Land at low risk of bushfires has been set alight to fulfil the target of a state program while high-risk areas have been missed, expert says.
In a submission to the Andrews government’s review of the state’s program, La Trobe University professor Mike Clarke said the current “blanket” approach to burning 5 per cent of public land annually was also endangering several wildlife species to the point of extinction.
“It’s a very blunt instrument to achieve a risk reduction and has led to some perverse outcomes,” he said. “Targeting high-population areas is expensive, time-consuming and tricky. To do that safely is very labor intensive.
The Mallee region, which is home to less than 3 per cent of the state’s at-risk population, has been repeatedly targeted for planned burns in recent years, with up to 17 per cent of the program being held in that area.
The 5 per cent annual rolling target was a key recommendation from the Victorian Bushfires Royal Commission held after the Black Saturday tragedy. The 2009 bushfires killed 173 Victorians and destroyed 2133 houses.
Both major parties supported the 5 per cent target but that may be dumped after Environment Minister Lisa Neville asked the Inspector-General for Emergency Management to conduct a review of performance targets for a future bushfire fuel management program on public land.
The suggestion that there is a direct link between planned burns of more land and reducing the risk from bushfire was flawed, the La Trobe University report stated.
“There is potential for remote areas of natural vegetation to be targeted for large burns because the very lack of people and infrastructure minimises the risks posed by escaped planned burns.
“These do little to increase safety to communities and are also more likely to do harm ecological harm.”
Professor Clarke said the Mallee emu-wren and black-eared miner were being considerably affected, because their natural habitat was being constantly burned.
Many experts have made submissions in recent weeks, arguing against the current system. Former CSIRO bushfire scientist David Packham said this month that fuel-reduction burns should be doubled or even tripled to reduce high levels of forest fuel across the state. He said that level has built up over the past 30 years because of “misguided green ideology”, political failure and mismanagement.

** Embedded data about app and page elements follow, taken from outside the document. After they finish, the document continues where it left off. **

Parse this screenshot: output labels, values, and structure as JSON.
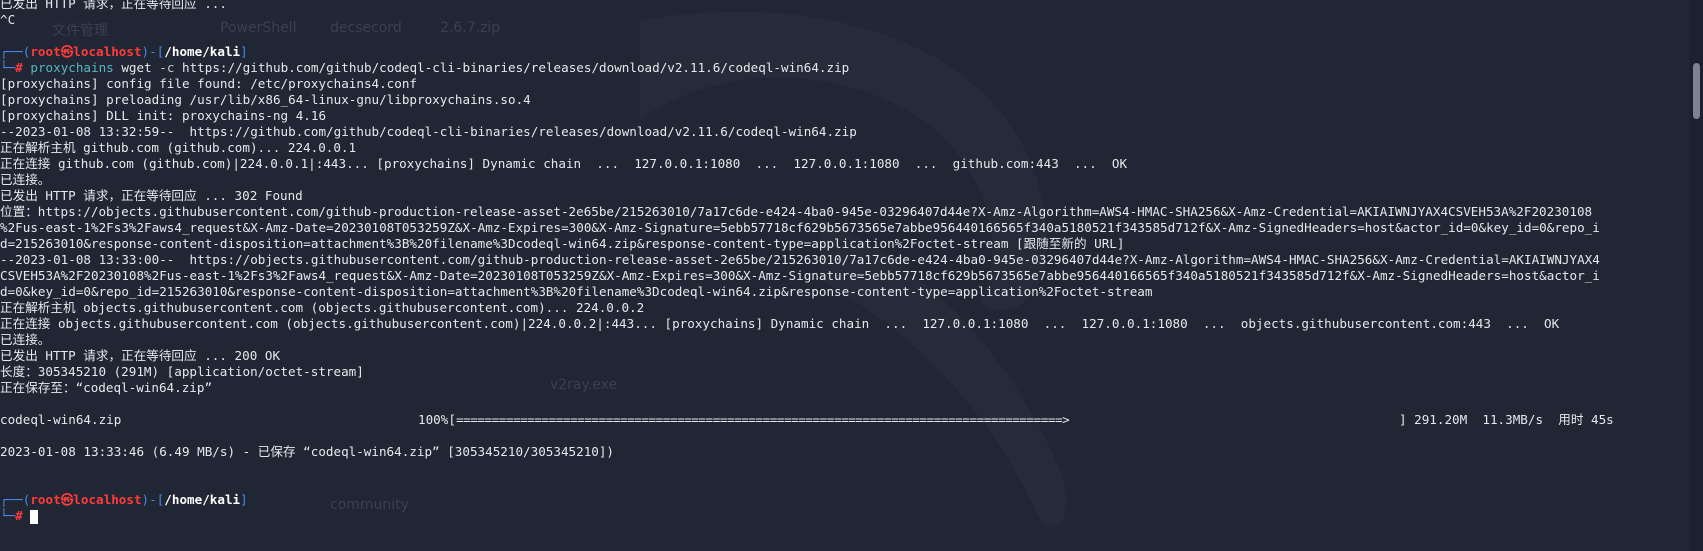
{
  "terminal": {
    "lines": [
      "已发出 HTTP 请求，正在等待回应 ...",
      "^C",
      "",
      null,
      null,
      "[proxychains] config file found: /etc/proxychains4.conf",
      "[proxychains] preloading /usr/lib/x86_64-linux-gnu/libproxychains.so.4",
      "[proxychains] DLL init: proxychains-ng 4.16",
      "--2023-01-08 13:32:59--  https://github.com/github/codeql-cli-binaries/releases/download/v2.11.6/codeql-win64.zip",
      "正在解析主机 github.com (github.com)... 224.0.0.1",
      "正在连接 github.com (github.com)|224.0.0.1|:443... [proxychains] Dynamic chain  ...  127.0.0.1:1080  ...  127.0.0.1:1080  ...  github.com:443  ...  OK",
      "已连接。",
      "已发出 HTTP 请求，正在等待回应 ... 302 Found",
      "位置：https://objects.githubusercontent.com/github-production-release-asset-2e65be/215263010/7a17c6de-e424-4ba0-945e-03296407d44e?X-Amz-Algorithm=AWS4-HMAC-SHA256&X-Amz-Credential=AKIAIWNJYAX4CSVEH53A%2F20230108",
      "%2Fus-east-1%2Fs3%2Faws4_request&X-Amz-Date=20230108T053259Z&X-Amz-Expires=300&X-Amz-Signature=5ebb57718cf629b5673565e7abbe956440166565f340a5180521f343585d712f&X-Amz-SignedHeaders=host&actor_id=0&key_id=0&repo_i",
      "d=215263010&response-content-disposition=attachment%3B%20filename%3Dcodeql-win64.zip&response-content-type=application%2Foctet-stream [跟随至新的 URL]",
      "--2023-01-08 13:33:00--  https://objects.githubusercontent.com/github-production-release-asset-2e65be/215263010/7a17c6de-e424-4ba0-945e-03296407d44e?X-Amz-Algorithm=AWS4-HMAC-SHA256&X-Amz-Credential=AKIAIWNJYAX4",
      "CSVEH53A%2F20230108%2Fus-east-1%2Fs3%2Faws4_request&X-Amz-Date=20230108T053259Z&X-Amz-Expires=300&X-Amz-Signature=5ebb57718cf629b5673565e7abbe956440166565f340a5180521f343585d712f&X-Amz-SignedHeaders=host&actor_i",
      "d=0&key_id=0&repo_id=215263010&response-content-disposition=attachment%3B%20filename%3Dcodeql-win64.zip&response-content-type=application%2Foctet-stream",
      "正在解析主机 objects.githubusercontent.com (objects.githubusercontent.com)... 224.0.0.2",
      "正在连接 objects.githubusercontent.com (objects.githubusercontent.com)|224.0.0.2|:443... [proxychains] Dynamic chain  ...  127.0.0.1:1080  ...  127.0.0.1:1080  ...  objects.githubusercontent.com:443  ...  OK",
      "已连接。",
      "已发出 HTTP 请求，正在等待回应 ... 200 OK",
      "长度：305345210 (291M) [application/octet-stream]",
      "正在保存至：“codeql-win64.zip”",
      "",
      null,
      "",
      "2023-01-08 13:33:46 (6.49 MB/s) - 已保存 “codeql-win64.zip” [305345210/305345210])",
      "",
      "",
      null,
      null
    ],
    "prompt": {
      "top_left": "┌──(",
      "user": "root",
      "at_symbol": "㉿",
      "host": "localhost",
      "mid": ")-[",
      "path": "/home/kali",
      "close": "]",
      "bottom_left": "└─",
      "hash": "#"
    },
    "command": {
      "tool": "proxychains",
      "rest_before_flag": " wget ",
      "flag": "-c",
      "url": " https://github.com/github/codeql-cli-binaries/releases/download/v2.11.6/codeql-win64.zip"
    },
    "progress": {
      "filename": "codeql-win64.zip",
      "percent": "100%",
      "percent_value": 100,
      "bar_open": "[",
      "bar_fill": "=====================================================================================>",
      "bar_close": "]",
      "size": "291.20M",
      "speed": "11.3MB/s",
      "time_label": "用时",
      "time": "45s"
    }
  },
  "wallpaper": {
    "labels": [
      "文件管理",
      "PowerShell",
      "decsecord",
      "2.6.7.zip",
      "v2ray.exe",
      "community"
    ]
  },
  "colors": {
    "background": "#212634",
    "prompt_frame": "#4a86e8",
    "user_host": "#ff3b3b",
    "command_tool": "#56b6c2"
  }
}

The Victorian National Park Association also wants the government to approach a risk-management system as opposed to the current hectare-based system. Group spokesman Phillip Ingamells said the current “simple” system “doesn’t work well for public safety or for protection of many native species”.
The Bushfires Royal Commission Implementation Monitor, Neil Comrie, has also pushed for a dumping of the target. In his 2013 report, he warned the 390,000 hectare target “may not be achievable, affordable or sustainable”.

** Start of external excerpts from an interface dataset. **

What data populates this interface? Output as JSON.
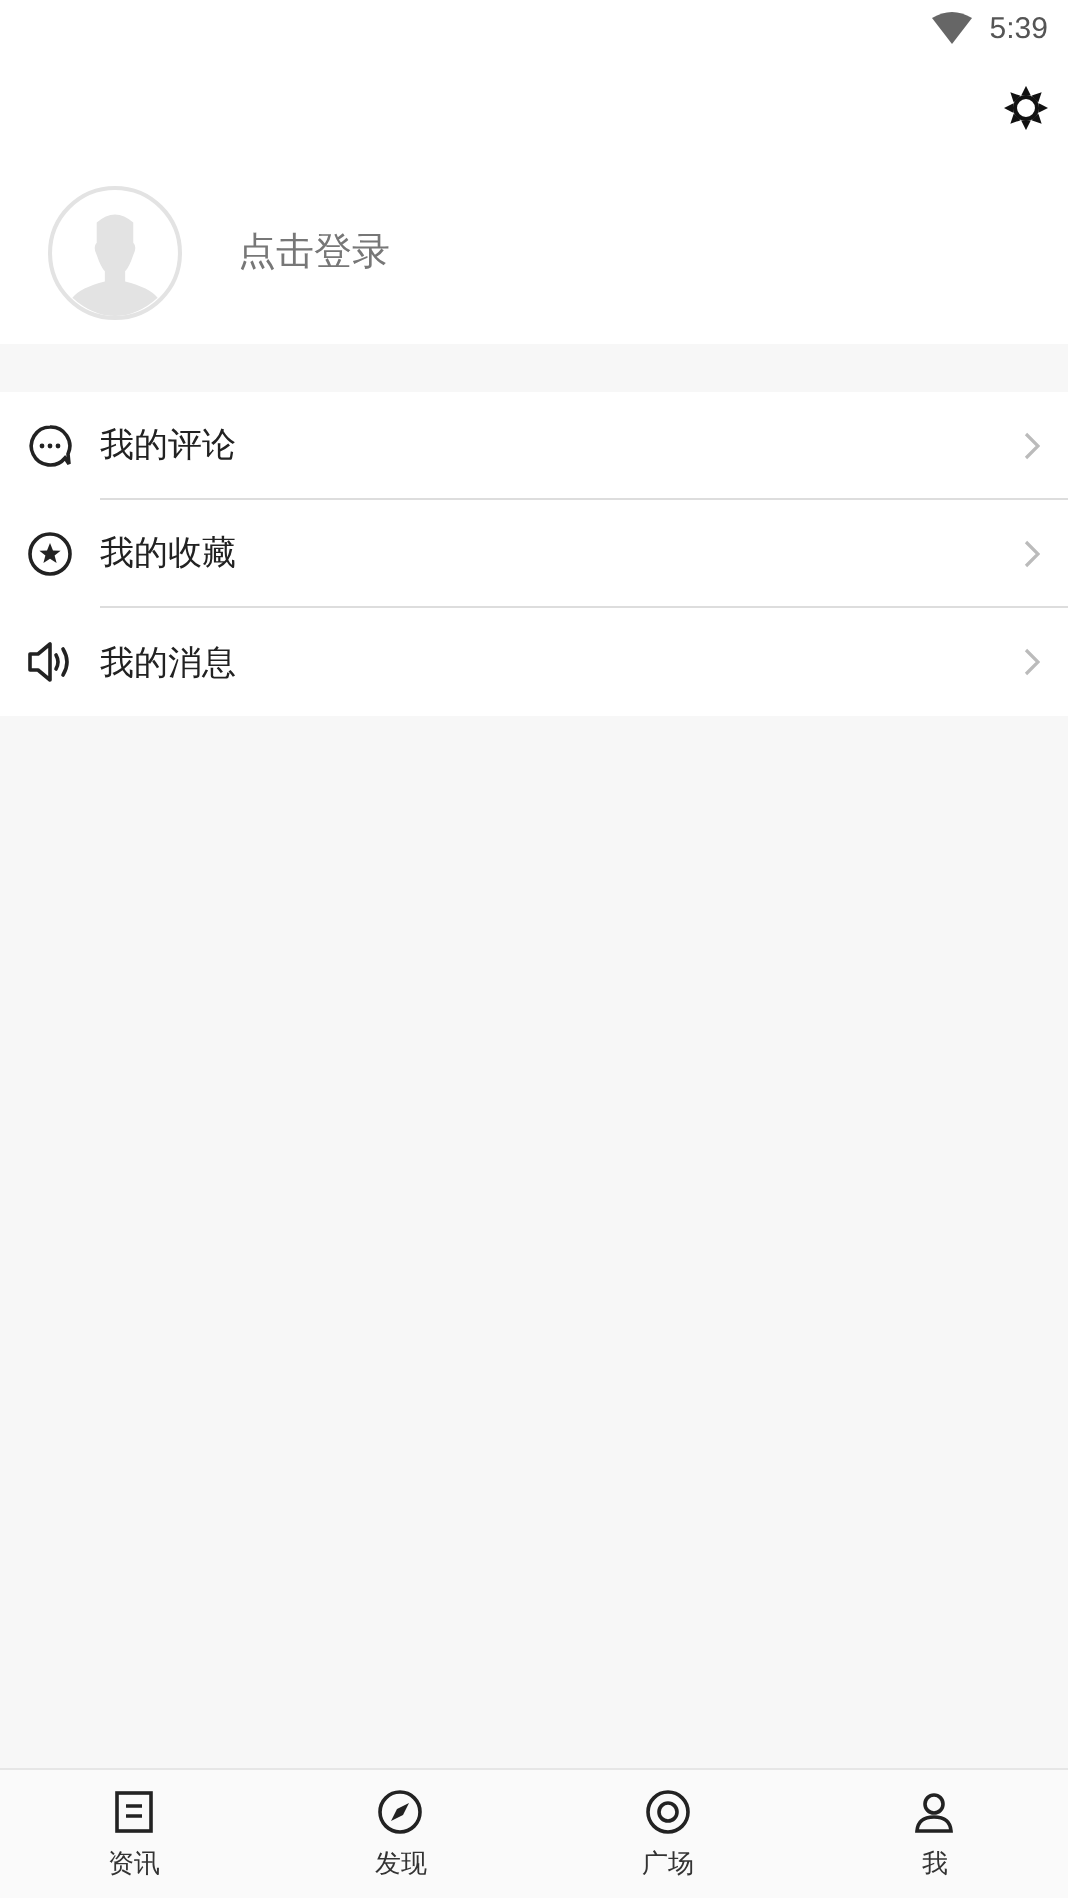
{
  "status_bar": {
    "time": "5:39"
  },
  "profile": {
    "login_prompt": "点击登录"
  },
  "menu": [
    {
      "kind": "comment",
      "label": "我的评论"
    },
    {
      "kind": "star",
      "label": "我的收藏"
    },
    {
      "kind": "speaker",
      "label": "我的消息"
    }
  ],
  "bottom_nav": [
    {
      "kind": "news",
      "label": "资讯"
    },
    {
      "kind": "discover",
      "label": "发现"
    },
    {
      "kind": "square",
      "label": "广场"
    },
    {
      "kind": "me",
      "label": "我"
    }
  ]
}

The Inspector-General for Emergency Management is expected to deliver his report by the end of this month. Any recommended changes will not affect the department’s planned burning program for 2014-2015.